→ **Records for this exercise**
──────────

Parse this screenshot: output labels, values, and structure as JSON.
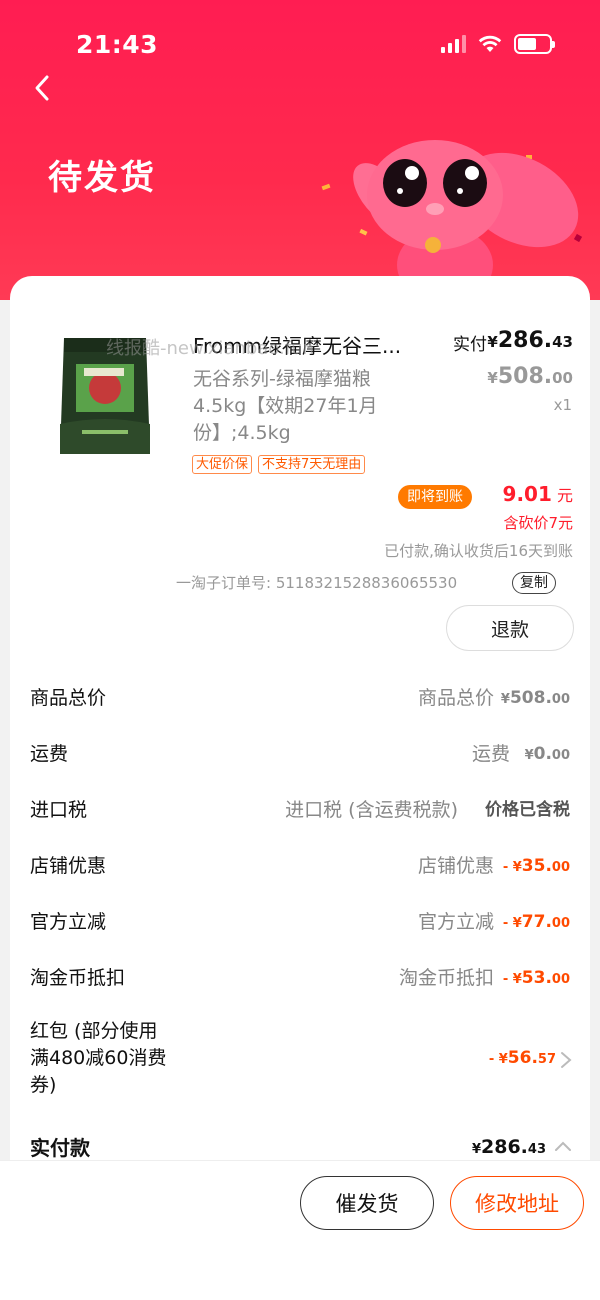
{
  "status_bar": {
    "time": "21:43"
  },
  "header": {
    "title": "待发货"
  },
  "watermark": "线报酷-new.xianbao.fun",
  "product": {
    "title": "Fromm绿福摩无谷三...",
    "spec": "无谷系列-绿福摩猫粮 4.5kg【效期27年1月份】;4.5kg",
    "tags": [
      "大促价保",
      "不支持7天无理由"
    ],
    "paid_label": "实付",
    "paid_currency": "¥",
    "paid_int": "286.",
    "paid_dec": "43",
    "orig_currency": "¥",
    "orig_int": "508.",
    "orig_dec": "00",
    "qty": "x1"
  },
  "settlement": {
    "badge": "即将到账",
    "amount": "9.01",
    "unit": " 元",
    "bargain": "含砍价7元",
    "note": "已付款,确认收货后16天到账"
  },
  "order": {
    "number_text": "一淘子订单号: 5118321528836065530",
    "copy_label": "复制",
    "refund_label": "退款"
  },
  "fees": [
    {
      "label": "商品总价",
      "desc": "商品总价",
      "prefix": "¥",
      "int": "508.",
      "dec": "00"
    },
    {
      "label": "运费",
      "desc": "运费",
      "prefix": "¥",
      "int": "0.",
      "dec": "00"
    },
    {
      "label": "进口税",
      "desc": "进口税 (含运费税款)",
      "text": "价格已含税"
    },
    {
      "label": "店铺优惠",
      "desc": "店铺优惠",
      "prefix": "- ¥",
      "int": "35.",
      "dec": "00"
    },
    {
      "label": "官方立减",
      "desc": "官方立减",
      "prefix": "- ¥",
      "int": "77.",
      "dec": "00"
    },
    {
      "label": "淘金币抵扣",
      "desc": "淘金币抵扣",
      "prefix": "- ¥",
      "int": "53.",
      "dec": "00"
    }
  ],
  "red_packet": {
    "label": "红包 (部分使用满480减60消费券)",
    "prefix": "- ¥",
    "int": "56.",
    "dec": "57"
  },
  "total": {
    "label": "实付款",
    "prefix": "¥",
    "int": "286.",
    "dec": "43"
  },
  "actions": {
    "urge_label": "催发货",
    "address_label": "修改地址"
  },
  "colors": {
    "brand_red": "#ff1d52",
    "accent_orange": "#ff4a00",
    "badge_orange": "#ff7a00"
  }
}
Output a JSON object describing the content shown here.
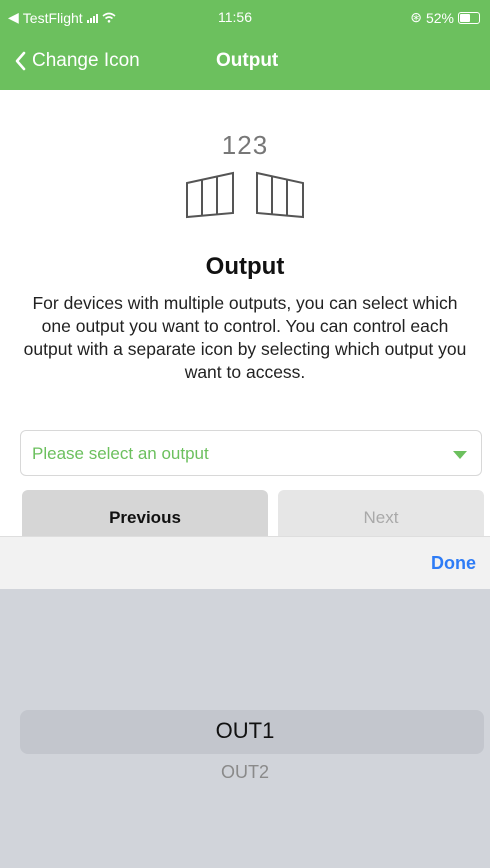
{
  "status_bar": {
    "carrier": "TestFlight",
    "time": "11:56",
    "battery": "52%"
  },
  "nav": {
    "back_label": "Change Icon",
    "title": "Output"
  },
  "hero": {
    "icon_number": "123",
    "icon_name": "panels-icon"
  },
  "content": {
    "title": "Output",
    "description": "For devices with multiple outputs, you can select which one output you want to control. You can control each output with a separate icon by selecting which output you want to access."
  },
  "select": {
    "placeholder": "Please select an output"
  },
  "buttons": {
    "previous": "Previous",
    "next": "Next"
  },
  "picker_toolbar": {
    "done": "Done"
  },
  "picker": {
    "options": [
      "OUT1",
      "OUT2"
    ],
    "selected": "OUT1"
  },
  "colors": {
    "accent": "#6cc05e",
    "link": "#2e7cf6"
  }
}
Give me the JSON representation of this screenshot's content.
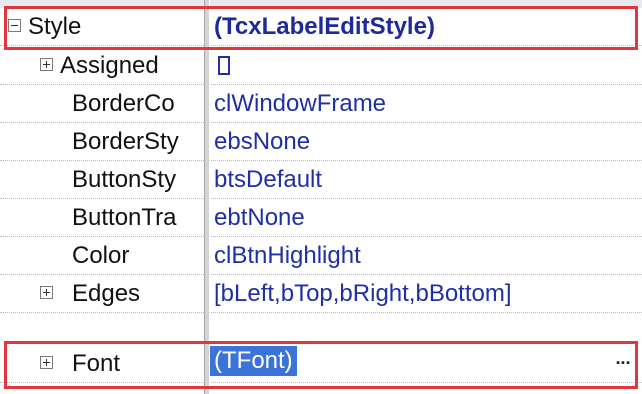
{
  "properties": [
    {
      "name": "Style",
      "value": "(TcxLabelEditStyle)",
      "expander": "minus",
      "value_bold": true
    },
    {
      "name": "Assigned",
      "value": "",
      "expander": "plus"
    },
    {
      "name": "BorderCo",
      "value": "clWindowFrame"
    },
    {
      "name": "BorderSty",
      "value": "ebsNone"
    },
    {
      "name": "ButtonSty",
      "value": "btsDefault"
    },
    {
      "name": "ButtonTra",
      "value": "ebtNone"
    },
    {
      "name": "Color",
      "value": "clBtnHighlight"
    },
    {
      "name": "Edges",
      "value": "[bLeft,bTop,bRight,bBottom]",
      "expander": "plus"
    },
    {
      "name": "Font",
      "value": "(TFont)",
      "expander": "plus",
      "selected": true,
      "button": "..."
    }
  ],
  "colors": {
    "value_text": "#1f2fa6",
    "highlight_border": "#e1363c",
    "selection": "#3b73d6"
  }
}
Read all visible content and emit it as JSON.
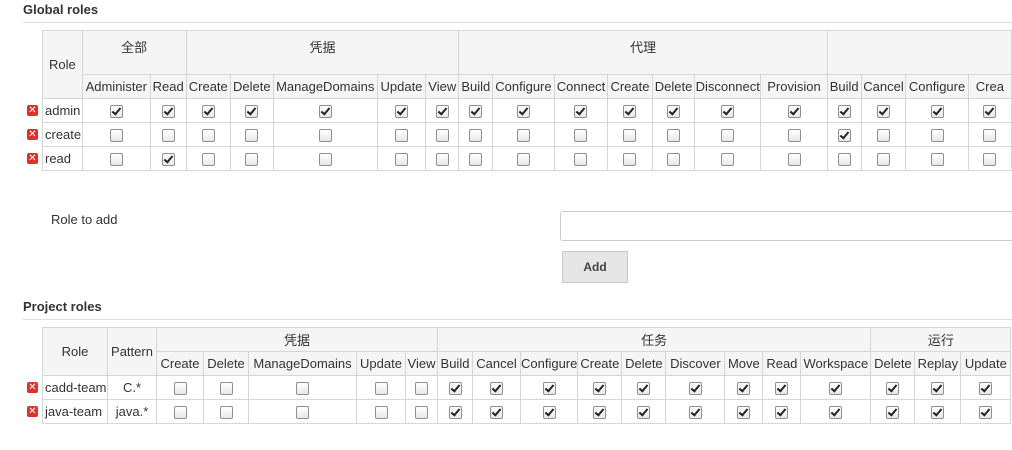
{
  "global": {
    "title": "Global roles",
    "role_header": "Role",
    "groups": [
      "全部",
      "凭据",
      "代理",
      ""
    ],
    "columns": [
      "Administer",
      "Read",
      "Create",
      "Delete",
      "ManageDomains",
      "Update",
      "View",
      "Build",
      "Configure",
      "Connect",
      "Create",
      "Delete",
      "Disconnect",
      "Provision",
      "Build",
      "Cancel",
      "Configure",
      "Crea"
    ],
    "rows": [
      {
        "name": "admin",
        "checks": [
          1,
          1,
          1,
          1,
          1,
          1,
          1,
          1,
          1,
          1,
          1,
          1,
          1,
          1,
          1,
          1,
          1,
          1
        ]
      },
      {
        "name": "create",
        "checks": [
          0,
          0,
          0,
          0,
          0,
          0,
          0,
          0,
          0,
          0,
          0,
          0,
          0,
          0,
          1,
          0,
          0,
          0
        ]
      },
      {
        "name": "read",
        "checks": [
          0,
          1,
          0,
          0,
          0,
          0,
          0,
          0,
          0,
          0,
          0,
          0,
          0,
          0,
          0,
          0,
          0,
          0
        ]
      }
    ]
  },
  "add_role": {
    "label": "Role to add",
    "input_value": "",
    "button_label": "Add"
  },
  "project": {
    "title": "Project roles",
    "role_header": "Role",
    "pattern_header": "Pattern",
    "groups": [
      "凭据",
      "任务",
      "运行"
    ],
    "columns": [
      "Create",
      "Delete",
      "ManageDomains",
      "Update",
      "View",
      "Build",
      "Cancel",
      "Configure",
      "Create",
      "Delete",
      "Discover",
      "Move",
      "Read",
      "Workspace",
      "Delete",
      "Replay",
      "Update"
    ],
    "rows": [
      {
        "name": "cadd-team",
        "pattern": "C.*",
        "checks": [
          0,
          0,
          0,
          0,
          0,
          1,
          1,
          1,
          1,
          1,
          1,
          1,
          1,
          1,
          1,
          1,
          1
        ]
      },
      {
        "name": "java-team",
        "pattern": "java.*",
        "checks": [
          0,
          0,
          0,
          0,
          0,
          1,
          1,
          1,
          1,
          1,
          1,
          1,
          1,
          1,
          1,
          1,
          1
        ]
      }
    ]
  },
  "icons": {
    "delete": "delete-icon",
    "checkbox": "checkbox"
  },
  "colors": {
    "delete_icon": "#d9342b",
    "header_bg": "#f5f5f5",
    "border": "#d6d6d6"
  }
}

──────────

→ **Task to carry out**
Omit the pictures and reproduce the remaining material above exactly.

→ **The completed task**
Parse this screenshot: output labels, values, and structure as JSON.
{
  "status_bar": {
    "time": "21:43"
  },
  "header": {
    "title": "待发货"
  },
  "watermark": "线报酷-new.xianbao.fun",
  "product": {
    "title": "Fromm绿福摩无谷三...",
    "spec": "无谷系列-绿福摩猫粮 4.5kg【效期27年1月份】;4.5kg",
    "tags": [
      "大促价保",
      "不支持7天无理由"
    ],
    "paid_label": "实付",
    "paid_currency": "¥",
    "paid_int": "286.",
    "paid_dec": "43",
    "orig_currency": "¥",
    "orig_int": "508.",
    "orig_dec": "00",
    "qty": "x1"
  },
  "settlement": {
    "badge": "即将到账",
    "amount": "9.01",
    "unit": " 元",
    "bargain": "含砍价7元",
    "note": "已付款,确认收货后16天到账"
  },
  "order": {
    "number_text": "一淘子订单号: 5118321528836065530",
    "copy_label": "复制",
    "refund_label": "退款"
  },
  "fees": [
    {
      "label": "商品总价",
      "desc": "商品总价",
      "prefix": "¥",
      "int": "508.",
      "dec": "00"
    },
    {
      "label": "运费",
      "desc": "运费",
      "prefix": "¥",
      "int": "0.",
      "dec": "00"
    },
    {
      "label": "进口税",
      "desc": "进口税 (含运费税款)",
      "text": "价格已含税"
    },
    {
      "label": "店铺优惠",
      "desc": "店铺优惠",
      "prefix": "- ¥",
      "int": "35.",
      "dec": "00"
    },
    {
      "label": "官方立减",
      "desc": "官方立减",
      "prefix": "- ¥",
      "int": "77.",
      "dec": "00"
    },
    {
      "label": "淘金币抵扣",
      "desc": "淘金币抵扣",
      "prefix": "- ¥",
      "int": "53.",
      "dec": "00"
    }
  ],
  "red_packet": {
    "label": "红包 (部分使用满480减60消费券)",
    "prefix": "- ¥",
    "int": "56.",
    "dec": "57"
  },
  "total": {
    "label": "实付款",
    "prefix": "¥",
    "int": "286.",
    "dec": "43"
  },
  "actions": {
    "urge_label": "催发货",
    "address_label": "修改地址"
  },
  "colors": {
    "brand_red": "#ff1d52",
    "accent_orange": "#ff4a00",
    "badge_orange": "#ff7a00"
  }
}
Output a JSON object describing the content shown here.
{
  "status_bar": {
    "carrier": "TestFlight",
    "time": "11:56",
    "battery": "52%"
  },
  "nav": {
    "back_label": "Change Icon",
    "title": "Output"
  },
  "hero": {
    "icon_number": "123",
    "icon_name": "panels-icon"
  },
  "content": {
    "title": "Output",
    "description": "For devices with multiple outputs, you can select which one output you want to control. You can control each output with a separate icon by selecting which output you want to access."
  },
  "select": {
    "placeholder": "Please select an output"
  },
  "buttons": {
    "previous": "Previous",
    "next": "Next"
  },
  "picker_toolbar": {
    "done": "Done"
  },
  "picker": {
    "options": [
      "OUT1",
      "OUT2"
    ],
    "selected": "OUT1"
  },
  "colors": {
    "accent": "#6cc05e",
    "link": "#2e7cf6"
  }
}
Give me the JSON representation of this screenshot's content.
{
  "properties": [
    {
      "name": "Style",
      "value": "(TcxLabelEditStyle)",
      "expander": "minus",
      "value_bold": true
    },
    {
      "name": "Assigned",
      "value": "",
      "expander": "plus"
    },
    {
      "name": "BorderCo",
      "value": "clWindowFrame"
    },
    {
      "name": "BorderSty",
      "value": "ebsNone"
    },
    {
      "name": "ButtonSty",
      "value": "btsDefault"
    },
    {
      "name": "ButtonTra",
      "value": "ebtNone"
    },
    {
      "name": "Color",
      "value": "clBtnHighlight"
    },
    {
      "name": "Edges",
      "value": "[bLeft,bTop,bRight,bBottom]",
      "expander": "plus"
    },
    {
      "name": "Font",
      "value": "(TFont)",
      "expander": "plus",
      "selected": true,
      "button": "..."
    }
  ],
  "colors": {
    "value_text": "#1f2fa6",
    "highlight_border": "#e1363c",
    "selection": "#3b73d6"
  }
}
Read all visible content and emit it as JSON.
{
  "global": {
    "title": "Global roles",
    "role_header": "Role",
    "groups": [
      "全部",
      "凭据",
      "代理",
      ""
    ],
    "columns": [
      "Administer",
      "Read",
      "Create",
      "Delete",
      "ManageDomains",
      "Update",
      "View",
      "Build",
      "Configure",
      "Connect",
      "Create",
      "Delete",
      "Disconnect",
      "Provision",
      "Build",
      "Cancel",
      "Configure",
      "Crea"
    ],
    "rows": [
      {
        "name": "admin",
        "checks": [
          1,
          1,
          1,
          1,
          1,
          1,
          1,
          1,
          1,
          1,
          1,
          1,
          1,
          1,
          1,
          1,
          1,
          1
        ]
      },
      {
        "name": "create",
        "checks": [
          0,
          0,
          0,
          0,
          0,
          0,
          0,
          0,
          0,
          0,
          0,
          0,
          0,
          0,
          1,
          0,
          0,
          0
        ]
      },
      {
        "name": "read",
        "checks": [
          0,
          1,
          0,
          0,
          0,
          0,
          0,
          0,
          0,
          0,
          0,
          0,
          0,
          0,
          0,
          0,
          0,
          0
        ]
      }
    ]
  },
  "add_role": {
    "label": "Role to add",
    "input_value": "",
    "button_label": "Add"
  },
  "project": {
    "title": "Project roles",
    "role_header": "Role",
    "pattern_header": "Pattern",
    "groups": [
      "凭据",
      "任务",
      "运行"
    ],
    "columns": [
      "Create",
      "Delete",
      "ManageDomains",
      "Update",
      "View",
      "Build",
      "Cancel",
      "Configure",
      "Create",
      "Delete",
      "Discover",
      "Move",
      "Read",
      "Workspace",
      "Delete",
      "Replay",
      "Update"
    ],
    "rows": [
      {
        "name": "cadd-team",
        "pattern": "C.*",
        "checks": [
          0,
          0,
          0,
          0,
          0,
          1,
          1,
          1,
          1,
          1,
          1,
          1,
          1,
          1,
          1,
          1,
          1
        ]
      },
      {
        "name": "java-team",
        "pattern": "java.*",
        "checks": [
          0,
          0,
          0,
          0,
          0,
          1,
          1,
          1,
          1,
          1,
          1,
          1,
          1,
          1,
          1,
          1,
          1
        ]
      }
    ]
  },
  "icons": {
    "delete": "delete-icon",
    "checkbox": "checkbox"
  },
  "colors": {
    "delete_icon": "#d9342b",
    "header_bg": "#f5f5f5",
    "border": "#d6d6d6"
  }
}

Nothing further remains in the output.